**Task prompt:**
Scan the listing for "Articles" and copy out each line that has it.

• • • • •

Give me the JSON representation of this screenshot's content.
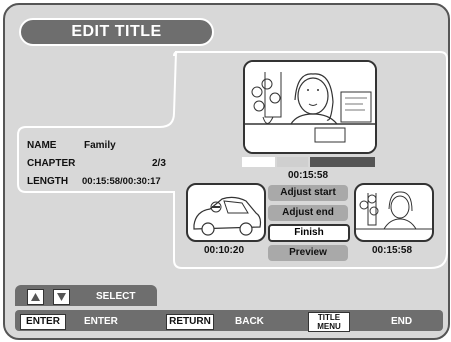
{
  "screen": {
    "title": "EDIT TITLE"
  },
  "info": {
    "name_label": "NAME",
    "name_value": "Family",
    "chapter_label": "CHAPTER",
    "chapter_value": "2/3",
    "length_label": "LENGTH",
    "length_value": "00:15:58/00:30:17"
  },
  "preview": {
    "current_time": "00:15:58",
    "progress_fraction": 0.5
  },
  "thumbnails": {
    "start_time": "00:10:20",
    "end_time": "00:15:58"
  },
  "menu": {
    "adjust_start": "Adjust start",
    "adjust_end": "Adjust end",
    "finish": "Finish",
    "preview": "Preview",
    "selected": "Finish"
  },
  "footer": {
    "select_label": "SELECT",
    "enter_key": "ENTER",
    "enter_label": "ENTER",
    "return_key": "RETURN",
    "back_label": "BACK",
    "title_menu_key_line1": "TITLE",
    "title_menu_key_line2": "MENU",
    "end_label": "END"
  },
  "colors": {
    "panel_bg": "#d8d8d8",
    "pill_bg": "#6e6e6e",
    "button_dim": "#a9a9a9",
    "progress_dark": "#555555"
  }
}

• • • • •

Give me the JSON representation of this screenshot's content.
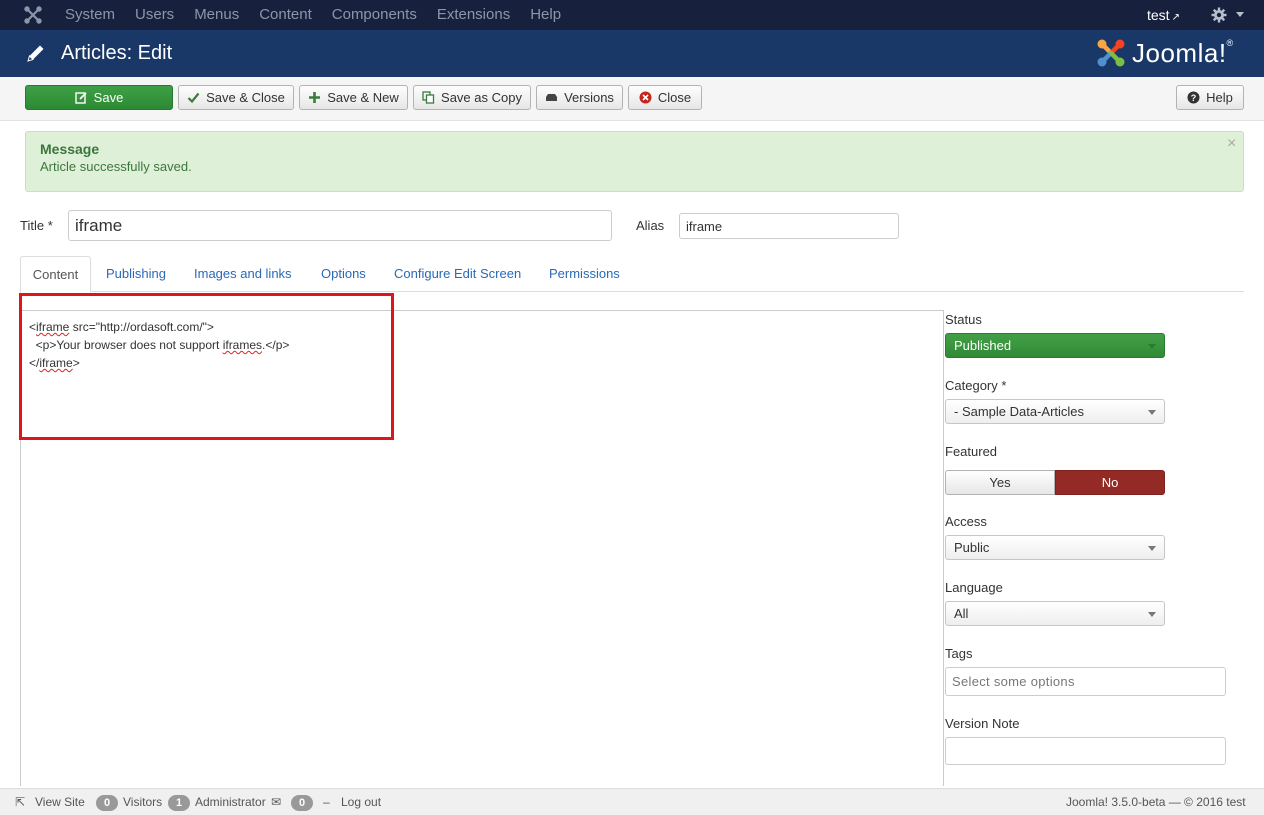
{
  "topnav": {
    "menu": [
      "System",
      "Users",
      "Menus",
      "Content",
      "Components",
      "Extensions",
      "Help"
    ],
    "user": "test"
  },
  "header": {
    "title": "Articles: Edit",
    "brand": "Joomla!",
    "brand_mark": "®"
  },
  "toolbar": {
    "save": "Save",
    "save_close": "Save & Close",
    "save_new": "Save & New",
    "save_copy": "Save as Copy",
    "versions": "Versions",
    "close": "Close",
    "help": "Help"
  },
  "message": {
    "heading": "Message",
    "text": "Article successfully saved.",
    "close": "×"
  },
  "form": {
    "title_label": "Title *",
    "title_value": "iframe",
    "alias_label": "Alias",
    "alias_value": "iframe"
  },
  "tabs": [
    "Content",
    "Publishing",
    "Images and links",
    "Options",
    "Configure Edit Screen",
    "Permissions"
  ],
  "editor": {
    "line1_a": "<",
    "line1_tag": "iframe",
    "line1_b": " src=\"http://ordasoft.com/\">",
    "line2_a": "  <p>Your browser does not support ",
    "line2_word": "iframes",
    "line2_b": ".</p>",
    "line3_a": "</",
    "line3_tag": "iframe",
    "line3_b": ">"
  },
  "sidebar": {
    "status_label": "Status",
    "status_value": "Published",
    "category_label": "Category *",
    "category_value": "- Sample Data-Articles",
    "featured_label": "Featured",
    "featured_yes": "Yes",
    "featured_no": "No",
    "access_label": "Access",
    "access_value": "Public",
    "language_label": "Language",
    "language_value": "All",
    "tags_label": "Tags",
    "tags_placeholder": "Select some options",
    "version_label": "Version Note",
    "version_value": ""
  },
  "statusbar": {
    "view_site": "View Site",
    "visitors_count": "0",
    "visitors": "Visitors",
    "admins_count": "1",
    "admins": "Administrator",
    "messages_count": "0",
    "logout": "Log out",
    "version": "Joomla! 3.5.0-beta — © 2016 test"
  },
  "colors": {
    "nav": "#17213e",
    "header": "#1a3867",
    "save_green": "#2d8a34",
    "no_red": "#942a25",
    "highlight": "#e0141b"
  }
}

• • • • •

**Solution to this exercise:**
    "title": "Articles: Edit",
    "category_value": "- Sample Data-Articles",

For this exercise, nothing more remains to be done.